November 12, 2004
November 12, 2004


IT's OK TO NOT BE PERFECT

My best math professor was an admitted former arithmetic failure. However, since she had done so poorly at first, she learned the common errors that the many people make and was able to explain them so that her students would not also fail. Failure is not the problem, but not learning from those errors is the problem.

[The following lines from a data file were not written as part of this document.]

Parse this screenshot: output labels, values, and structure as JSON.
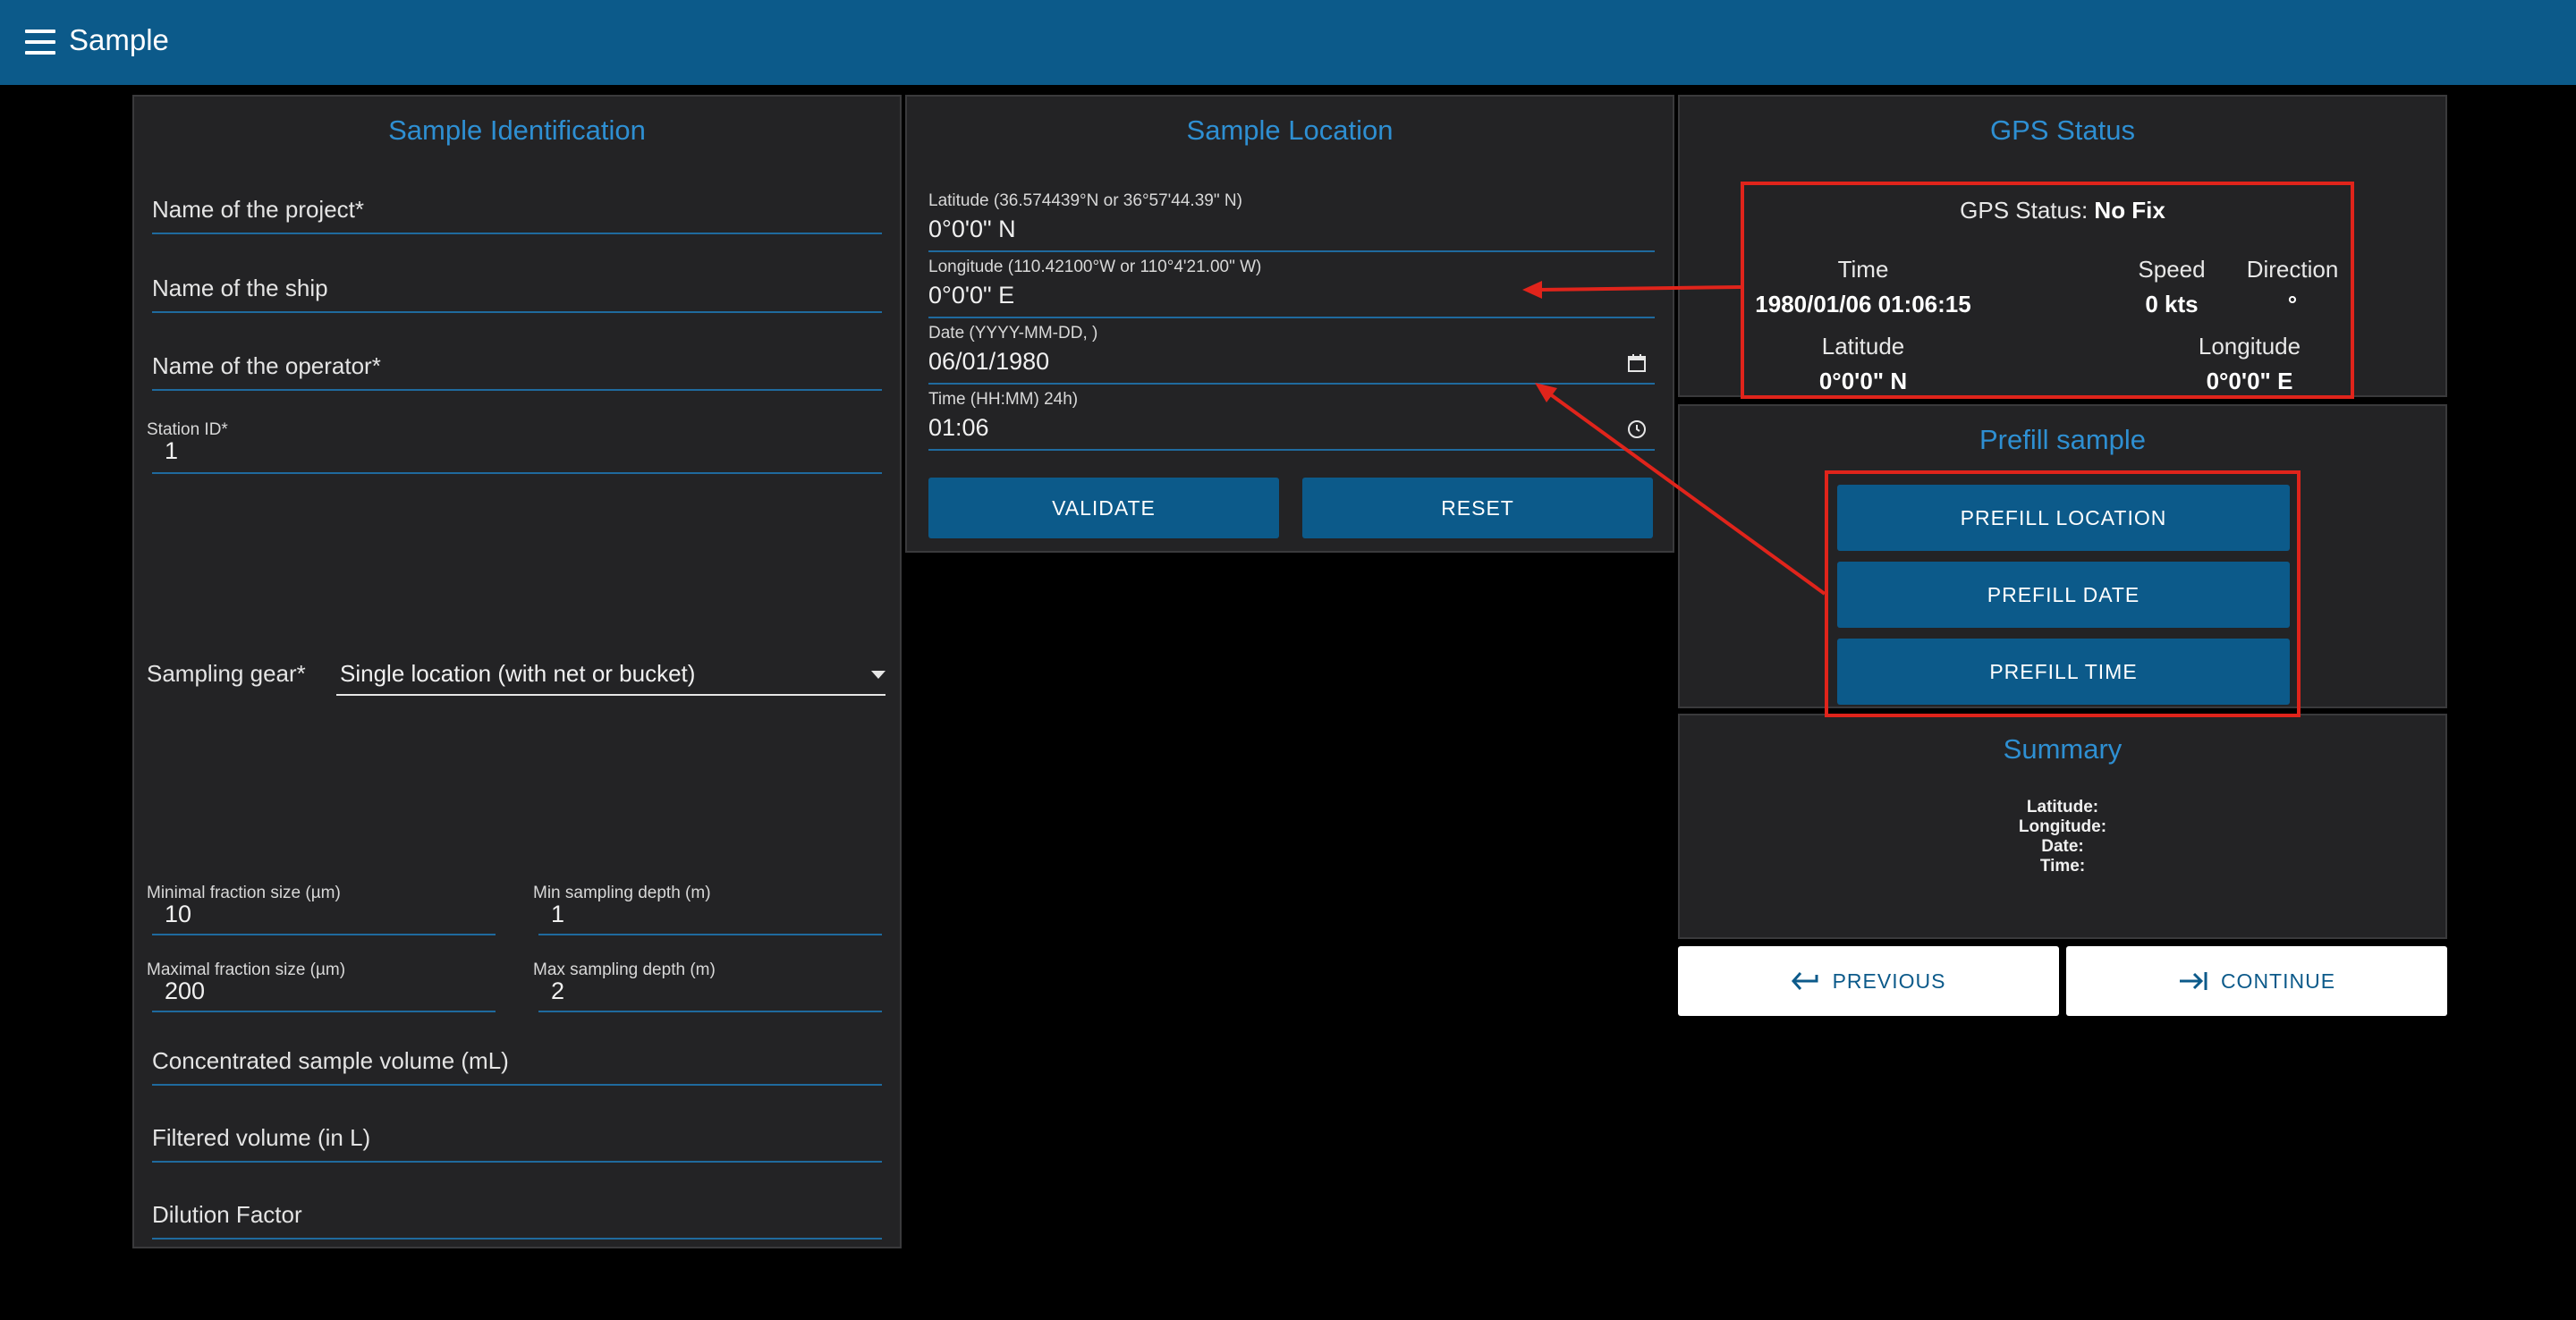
{
  "appbar": {
    "title": "Sample"
  },
  "identification": {
    "title": "Sample Identification",
    "project_placeholder": "Name of the project*",
    "ship_placeholder": "Name of the ship",
    "operator_placeholder": "Name of the operator*",
    "station_label": "Station ID*",
    "station_value": "1",
    "gear_label": "Sampling gear*",
    "gear_value": "Single location (with net or bucket)",
    "min_fraction_label": "Minimal fraction size (µm)",
    "min_fraction_value": "10",
    "min_depth_label": "Min sampling depth (m)",
    "min_depth_value": "1",
    "max_fraction_label": "Maximal fraction size (µm)",
    "max_fraction_value": "200",
    "max_depth_label": "Max sampling depth (m)",
    "max_depth_value": "2",
    "concentrated_placeholder": "Concentrated sample volume (mL)",
    "filtered_placeholder": "Filtered volume (in L)",
    "dilution_placeholder": "Dilution Factor"
  },
  "location": {
    "title": "Sample Location",
    "lat_label": "Latitude (36.574439°N or 36°57'44.39\" N)",
    "lat_value": "0°0'0\" N",
    "lon_label": "Longitude (110.42100°W or 110°4'21.00\" W)",
    "lon_value": "0°0'0\" E",
    "date_label": "Date (YYYY-MM-DD, )",
    "date_value": "06/01/1980",
    "time_label": "Time (HH:MM) 24h)",
    "time_value": "01:06",
    "validate_label": "VALIDATE",
    "reset_label": "RESET"
  },
  "gps": {
    "title": "GPS Status",
    "status_label": "GPS Status: ",
    "status_value": "No Fix",
    "time_label": "Time",
    "time_value": "1980/01/06 01:06:15",
    "speed_label": "Speed",
    "speed_value": "0 kts",
    "direction_label": "Direction",
    "direction_value": "°",
    "lat_label": "Latitude",
    "lat_value": "0°0'0\" N",
    "lon_label": "Longitude",
    "lon_value": "0°0'0\" E"
  },
  "prefill": {
    "title": "Prefill sample",
    "location_label": "PREFILL LOCATION",
    "date_label": "PREFILL DATE",
    "time_label": "PREFILL TIME"
  },
  "summary": {
    "title": "Summary",
    "lat": "Latitude:",
    "lon": "Longitude:",
    "date": "Date:",
    "time": "Time:"
  },
  "nav": {
    "previous_label": "PREVIOUS",
    "continue_label": "CONTINUE"
  },
  "colors": {
    "appbar": "#0c5a8a",
    "accent": "#2e8fd2",
    "annotation": "#e0241b",
    "panel": "#232325"
  },
  "icons": [
    "menu-icon",
    "calendar-icon",
    "clock-icon",
    "dropdown-arrow-icon",
    "arrow-left-icon",
    "arrow-right-to-bar-icon"
  ]
}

There is none of us that can say that every thing we do is an immediate success. As parents we flounder constantly. Each child is unique. No two children can be brought up identically the same because of the special qualities that differentiate them. Progeny is a challenge and has been since the beginning of time. I often jokingly state that, ďItís too bad that we canít experiment on the first two and then put them back in the womb and start all over again.Ē Actually, I, as do many of other parents feel guilty for not being perfect. I need not because all three of my children have become exemplary citizens and parents. They are indeed an example of how imperfection can lead to greater improvements. Unfortunately, many of today's young people discard parental errors, as if they are the plaque, rather than seeing them as stepping stones of areas to acknowledge and avoid.

Currently the moral climate appears to be encouraging marital affairs. The individual couple becomes ripped asunder from the multitude of confusing sexual attitudes that do not support a loving American type marriage. I am not condoning this behavior, but in the light of history, one marital affair can be considered poor judgment. Two affairs have to be thought of as not learning from ones previous poor choices. Certainly, one should seek counseling, to determine if the marriage should continue and if so, learn the issues that created the problem, and the skills to correct it.

Let me repeat: Failure is not the problem, but not learning from those errors is the problem.

The math teacher had much expertise to offer from her former blunders. Whereas the brilliant professor was unable to impart his knowledge to me or his students. He had never made mistakes. He was too far above us. We could not reach his level.

The parents who err do it with and from a loving stance. Their youth mature into fine adults. Yet, imagine the betterment of society if we included and built upon the experiences of the grandparents? There are those who do that and the youngsters benefit from the combined knowledge which we call wisdom. Sorely compromised marriages can, if they wish , ameliorate the faults and move into a deeper context of understanding with each other.

Let us all concentrate, not on what we did wrong, but, what we did right. Keep our selves pointed in that direction and keep building a more loving future.

Americanís rush to gain all that their parents had and more in a few short years and lose sight of the reason for their goal. Love is lost in the mad rush to be happy and with it happiness is lost.